There is no specific guidance on sustainability reporting for the metals and mining industry. The most widely used reporting standard in the mining industry is the Global Reporting Initiative (GRI) Standards as an ICMM (International Council on Mining and Metals) member requirement. Although the GRI Standards is generally applicable across industries, it does not capture the range of variances in the entire mining value chain. Although it operates on the principle of materiality that allows companies to focus on the issues that matter to the business, matching these to relevant GRI indicators is still a challenge.
There is also the distinction between corporate-level disclosures and site-specific disclosures. Differences between the two can vary wildly as each site has different stakeholders and impacts, resulting in different sets of disclosures. At present, since there are no requirements or guidelines on site-specific disclosures, mine-site level reporting is lacking. Unfortunately, most impacts occur at this level and hence go unreported.

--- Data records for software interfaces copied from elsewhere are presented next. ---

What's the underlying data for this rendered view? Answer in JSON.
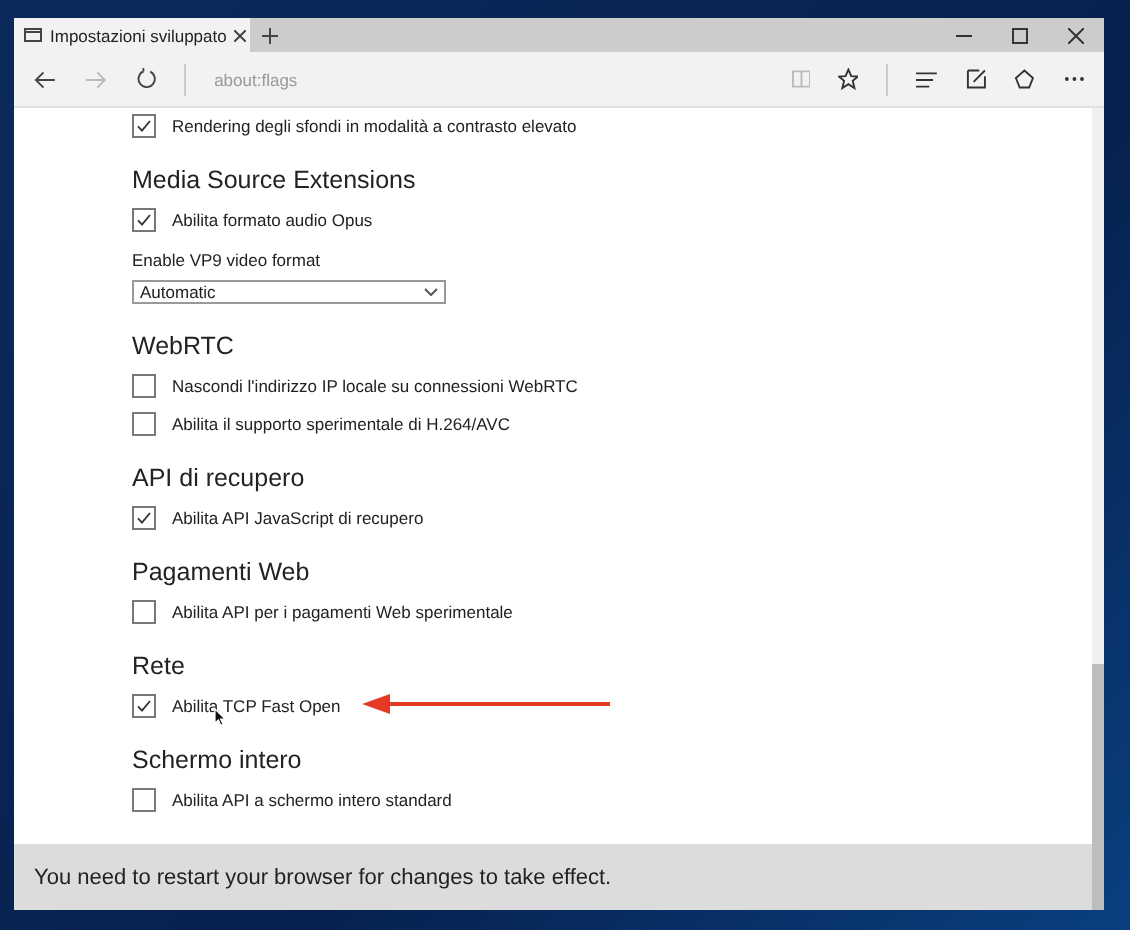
{
  "tab": {
    "title": "Impostazioni sviluppato"
  },
  "address": {
    "value": "about:flags"
  },
  "sections": [
    {
      "items": [
        {
          "kind": "checkbox",
          "label": "Rendering degli sfondi in modalità a contrasto elevato",
          "checked": true
        }
      ]
    },
    {
      "heading": "Media Source Extensions",
      "items": [
        {
          "kind": "checkbox",
          "label": "Abilita formato audio Opus",
          "checked": true
        },
        {
          "kind": "select",
          "label": "Enable VP9 video format",
          "value": "Automatic"
        }
      ]
    },
    {
      "heading": "WebRTC",
      "items": [
        {
          "kind": "checkbox",
          "label": "Nascondi l'indirizzo IP locale su connessioni WebRTC",
          "checked": false
        },
        {
          "kind": "checkbox",
          "label": "Abilita il supporto sperimentale di H.264/AVC",
          "checked": false
        }
      ]
    },
    {
      "heading": "API di recupero",
      "items": [
        {
          "kind": "checkbox",
          "label": "Abilita API JavaScript di recupero",
          "checked": true
        }
      ]
    },
    {
      "heading": "Pagamenti Web",
      "items": [
        {
          "kind": "checkbox",
          "label": "Abilita API per i pagamenti Web sperimentale",
          "checked": false
        }
      ]
    },
    {
      "heading": "Rete",
      "items": [
        {
          "kind": "checkbox",
          "label": "Abilita TCP Fast Open",
          "checked": true,
          "highlighted": true
        }
      ]
    },
    {
      "heading": "Schermo intero",
      "items": [
        {
          "kind": "checkbox",
          "label": "Abilita API a schermo intero standard",
          "checked": false
        }
      ]
    }
  ],
  "notification": "You need to restart your browser for changes to take effect."
}
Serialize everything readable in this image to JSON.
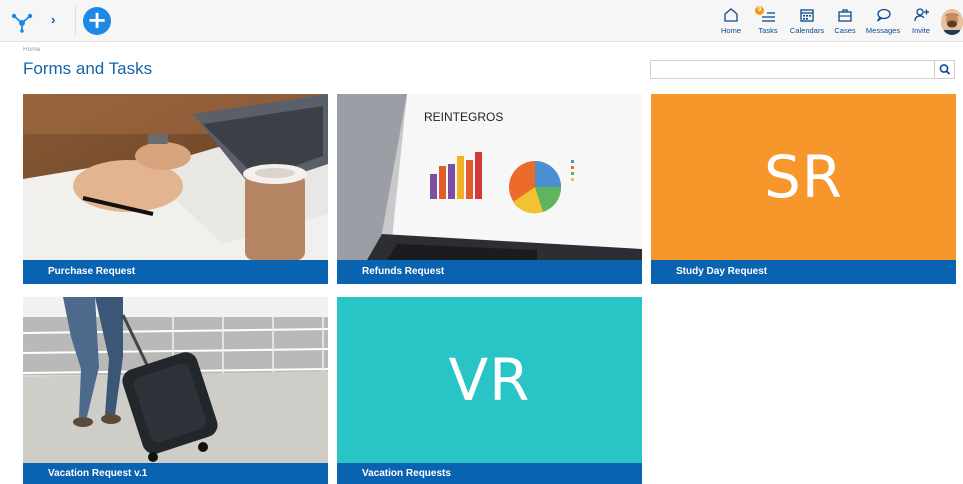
{
  "header": {
    "nav": [
      {
        "id": "home",
        "label": "Home",
        "icon": "home-icon"
      },
      {
        "id": "tasks",
        "label": "Tasks",
        "icon": "tasks-icon",
        "badge": "9"
      },
      {
        "id": "calendars",
        "label": "Calendars",
        "icon": "calendar-icon"
      },
      {
        "id": "cases",
        "label": "Cases",
        "icon": "briefcase-icon"
      },
      {
        "id": "messages",
        "label": "Messages",
        "icon": "chat-icon"
      },
      {
        "id": "invite",
        "label": "Invite",
        "icon": "add-user-icon"
      }
    ]
  },
  "breadcrumb": "Home",
  "page_title": "Forms and Tasks",
  "search": {
    "placeholder": "",
    "value": ""
  },
  "cards": [
    {
      "title": "Purchase Request",
      "image": "photo-writing-with-coffee"
    },
    {
      "title": "Refunds Request",
      "image": "photo-laptop-charts",
      "image_text": "REINTEGROS"
    },
    {
      "title": "Study Day Request",
      "initials": "SR",
      "color": "#f7962b"
    },
    {
      "title": "Vacation Request v.1",
      "image": "photo-traveler-suitcase"
    },
    {
      "title": "Vacation Requests",
      "initials": "VR",
      "color": "#29c4c6"
    }
  ],
  "colors": {
    "accent": "#1565a8",
    "card_footer": "#0a63b1",
    "add_button": "#1e88e5"
  }
}
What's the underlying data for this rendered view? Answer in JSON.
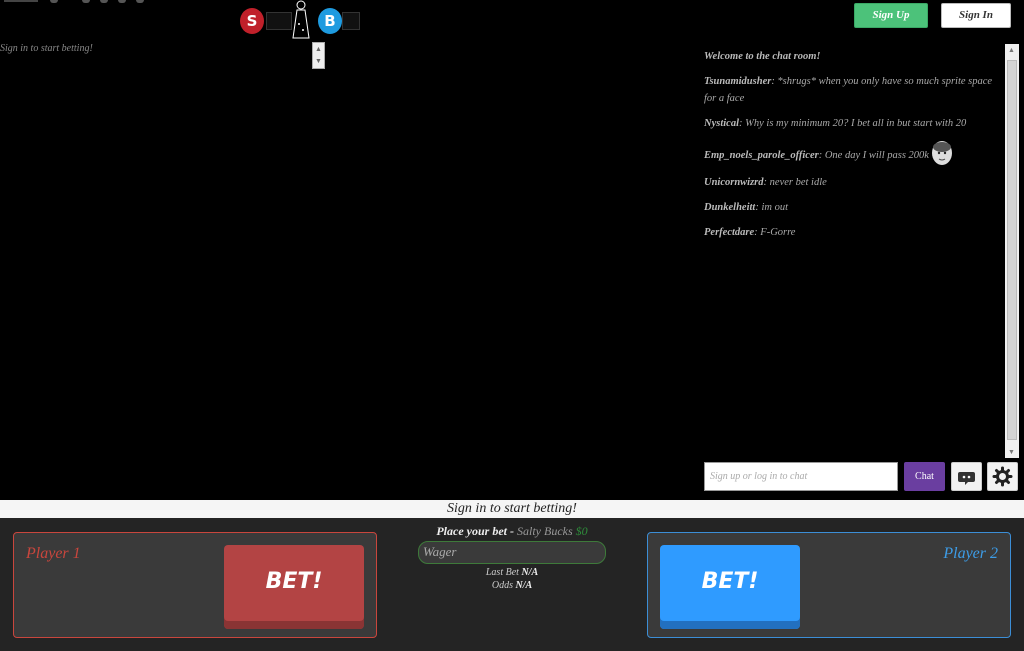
{
  "header": {
    "logo_left_letter": "S",
    "logo_right_letter": "B",
    "signup_label": "Sign Up",
    "signin_label": "Sign In"
  },
  "stream": {
    "signin_note": "Sign in to start betting!"
  },
  "chat": {
    "welcome": "Welcome to the chat room!",
    "messages": [
      {
        "user": "Tsunamidusher",
        "text": ": *shrugs* when you only have so much sprite space for a face"
      },
      {
        "user": "Nystical",
        "text": ": Why is my minimum 20? I bet all in but start with 20"
      },
      {
        "user": "Emp_noels_parole_officer",
        "text": ": One day I will pass 200k"
      },
      {
        "user": "Unicornwizrd",
        "text": ": never bet idle"
      },
      {
        "user": "Dunkelheitt",
        "text": ": im out"
      },
      {
        "user": "Perfectdare",
        "text": ": F-Gorre"
      }
    ],
    "input_placeholder": "Sign up or log in to chat",
    "chat_button": "Chat",
    "icons": [
      "emote-icon",
      "gear-icon"
    ]
  },
  "betting": {
    "status": "Sign in to start betting!",
    "place_bet": "Place your bet - ",
    "currency_label": "Salty Bucks",
    "balance": "$0",
    "wager_placeholder": "Wager",
    "last_bet_label": "Last Bet ",
    "last_bet_value": "N/A",
    "odds_label": "Odds ",
    "odds_value": "N/A",
    "player1": {
      "name": "Player 1",
      "button": "BET!",
      "color": "#c9463d"
    },
    "player2": {
      "name": "Player 2",
      "button": "BET!",
      "color": "#3d9ce6"
    }
  },
  "colors": {
    "signup_green": "#4cc27a",
    "chat_purple": "#6a3ea0",
    "red_accent": "#b34444",
    "blue_accent": "#2f9bff"
  }
}
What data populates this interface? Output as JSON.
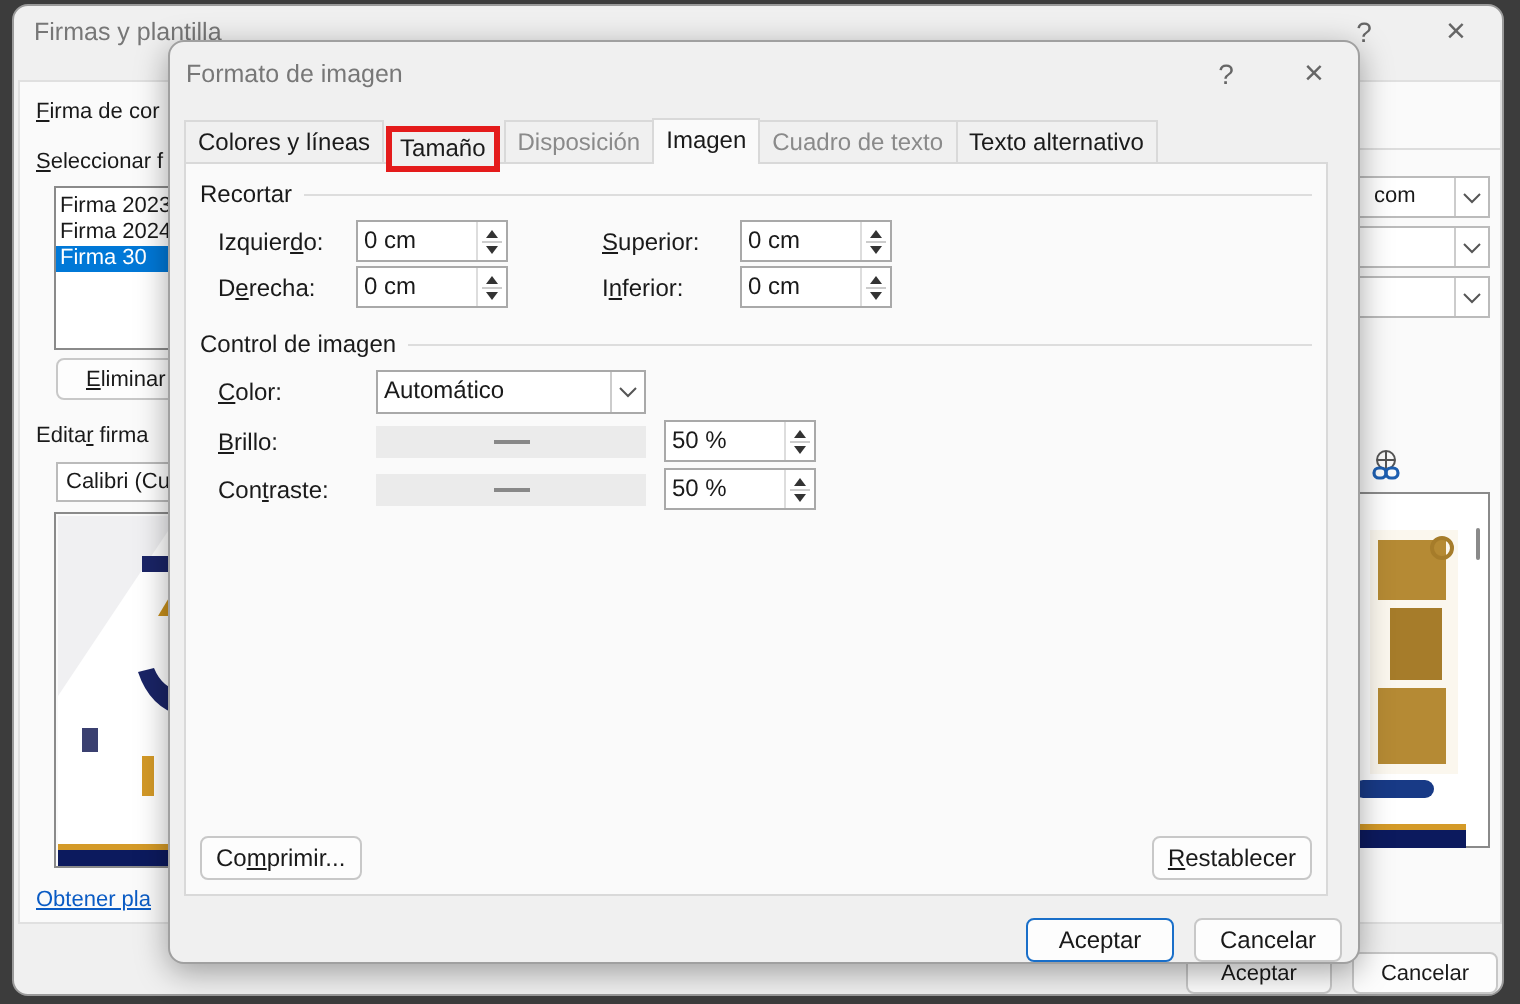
{
  "background_window": {
    "title": "Firmas y plantilla",
    "help": "?",
    "close": "×",
    "section_label": {
      "key": "F",
      "post": "irma de cor"
    },
    "select_label": {
      "key": "S",
      "post": "eleccionar f"
    },
    "signatures": [
      {
        "name": "Firma 2023",
        "selected": false
      },
      {
        "name": "Firma 2024",
        "selected": false
      },
      {
        "name": "Firma 30",
        "selected": true
      }
    ],
    "delete_button": {
      "key": "E",
      "post": "liminar"
    },
    "edit_label": {
      "pre": "Edita",
      "key": "r",
      "post": " firma"
    },
    "font": "Calibri (Cu",
    "account": "com",
    "link": "Obtener pla",
    "buttons": [
      "Aceptar",
      "Cancelar"
    ]
  },
  "dialog": {
    "title": "Formato de imagen",
    "help": "?",
    "close": "×",
    "tabs": [
      {
        "label": "Colores y líneas",
        "selected": false,
        "disabled": false,
        "highlighted": false
      },
      {
        "label": "Tamaño",
        "selected": false,
        "disabled": false,
        "highlighted": true
      },
      {
        "label": "Disposición",
        "selected": false,
        "disabled": true,
        "highlighted": false
      },
      {
        "label": "Imagen",
        "selected": true,
        "disabled": false,
        "highlighted": false
      },
      {
        "label": "Cuadro de texto",
        "selected": false,
        "disabled": true,
        "highlighted": false
      },
      {
        "label": "Texto alternativo",
        "selected": false,
        "disabled": false,
        "highlighted": false
      }
    ],
    "crop": {
      "title": "Recortar",
      "fields": [
        {
          "label": {
            "pre": "Izquier",
            "key": "d",
            "post": "o:"
          },
          "value": "0 cm"
        },
        {
          "label": {
            "key": "S",
            "post": "uperior:"
          },
          "value": "0 cm"
        },
        {
          "label": {
            "pre": "D",
            "key": "e",
            "post": "recha:"
          },
          "value": "0 cm"
        },
        {
          "label": {
            "pre": "I",
            "key": "n",
            "post": "ferior:"
          },
          "value": "0 cm"
        }
      ]
    },
    "image_control": {
      "title": "Control de imagen",
      "color": {
        "label": {
          "key": "C",
          "post": "olor:"
        },
        "value": "Automático"
      },
      "sliders": [
        {
          "label": {
            "key": "B",
            "post": "rillo:"
          },
          "level": 0.5,
          "disabled": true,
          "value": "50 %"
        },
        {
          "label": {
            "pre": "Con",
            "key": "t",
            "post": "raste:"
          },
          "level": 0.5,
          "disabled": true,
          "value": "50 %"
        }
      ]
    },
    "compress_button": {
      "pre": "Co",
      "key": "m",
      "post": "primir..."
    },
    "reset_button": {
      "key": "R",
      "post": "establecer"
    },
    "buttons": [
      {
        "label": "Aceptar",
        "default": true
      },
      {
        "label": "Cancelar",
        "default": false
      }
    ]
  }
}
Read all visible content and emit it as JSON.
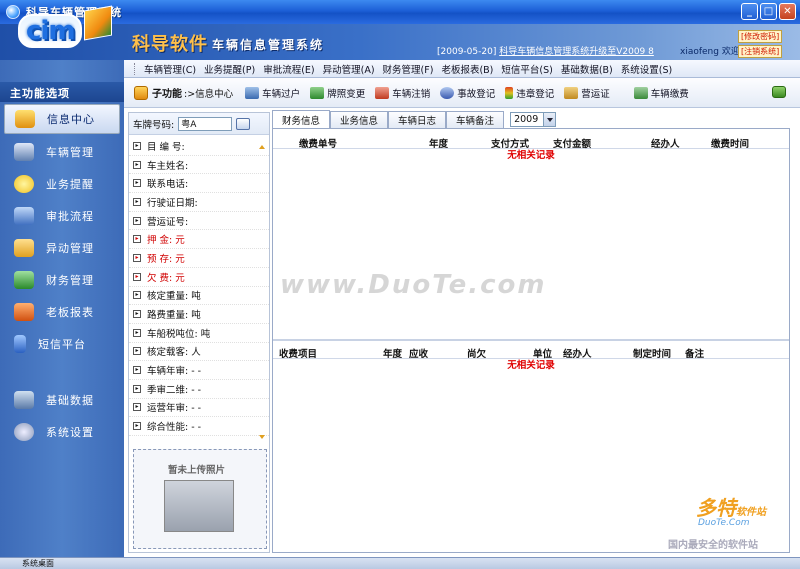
{
  "window": {
    "title": "科导车辆管理系统"
  },
  "header": {
    "logo_text": "cim",
    "brand": "科导软件",
    "system_name": "车辆信息管理系统",
    "ticker_date": "[2009-05-20]",
    "ticker_news": "科导车辆信息管理系统升级至V2009 8",
    "welcome": "xiaofeng 欢迎您!",
    "link1": "[修改密码]",
    "link2": "[注销系统]"
  },
  "menu": {
    "items": [
      "车辆管理(C)",
      "业务提醒(P)",
      "审批流程(E)",
      "异动管理(A)",
      "财务管理(F)",
      "老板报表(B)",
      "短信平台(S)",
      "基础数据(B)",
      "系统设置(S)"
    ]
  },
  "subbar": {
    "label": "子功能",
    "crumb": ":>信息中心",
    "tools": [
      "车辆过户",
      "牌照变更",
      "车辆注销",
      "事故登记",
      "违章登记",
      "营运证",
      "车辆缴费"
    ]
  },
  "nav": {
    "header": "主功能选项",
    "items": [
      "信息中心",
      "车辆管理",
      "业务提醒",
      "审批流程",
      "异动管理",
      "财务管理",
      "老板报表",
      "短信平台"
    ],
    "items2": [
      "基础数据",
      "系统设置"
    ]
  },
  "info": {
    "plate_label": "车牌号码:",
    "plate_value": "粤A",
    "fields": [
      "目 编 号:",
      "车主姓名:",
      "联系电话:",
      "行驶证日期:",
      "营运证号:",
      "押    金: 元",
      "预    存: 元",
      "欠    费: 元",
      "核定重量:  吨",
      "路费重量:  吨",
      "车船税吨位:  吨",
      "核定载客:  人",
      "车辆年审: - -",
      "季审二维: - -",
      "运营年审: - -",
      "综合性能: - -"
    ],
    "photo_label": "暂未上传照片"
  },
  "tabs": {
    "items": [
      "财务信息",
      "业务信息",
      "车辆日志",
      "车辆备注"
    ],
    "year": "2009"
  },
  "grid1": {
    "columns": [
      "缴费单号",
      "年度",
      "支付方式",
      "支付金额",
      "经办人",
      "缴费时间"
    ],
    "empty": "无相关记录"
  },
  "grid2": {
    "columns": [
      "收费项目",
      "年度",
      "应收",
      "尚欠",
      "单位",
      "经办人",
      "制定时间",
      "备注"
    ],
    "empty": "无相关记录"
  },
  "status": {
    "text": "系统桌面"
  },
  "watermark": {
    "main": "www.DuoTe.com",
    "brand": "多特",
    "brand_small": "软件站",
    "site": "DuoTe.Com",
    "slogan": "国内最安全的软件站"
  }
}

Strengthening mine-site level reporting is key to improve reporting quality. Companies need to dedicate resources and train site teams on ESG data collection and reporting. Also having systematic due processes such as grievance channels to address issues will enhance the quality of the data and disclosures.
Industry benchmarks can be useful references, such as the OECD Due Diligence Guidance for Responsible Supply Chains of Minerals from Conflict-Affected and High-Risk Areas, which addresses conflict in the extractive stage, and the Responsible Mining Index which ranks large miners on human rights practices. The ICMM’s Mining Principles are directly relevant for the metals and mining industry. Mine-site level disclosure and third-party verifications are outlined in the Principles of the International Council of Mining and Metals. The Initiative for Responsible Mining Assurance (IRMA) audits miners to assess environmental and social performance. The Responsible Mining Initiative offers a Conflict Minerals Reporting Template that helps to increase transparency on the mineral origin and the smelters and refiners that it passes through. Companies should utilise these resources to form a reporting framework that makes sense for them at the corporate and mine-site levels.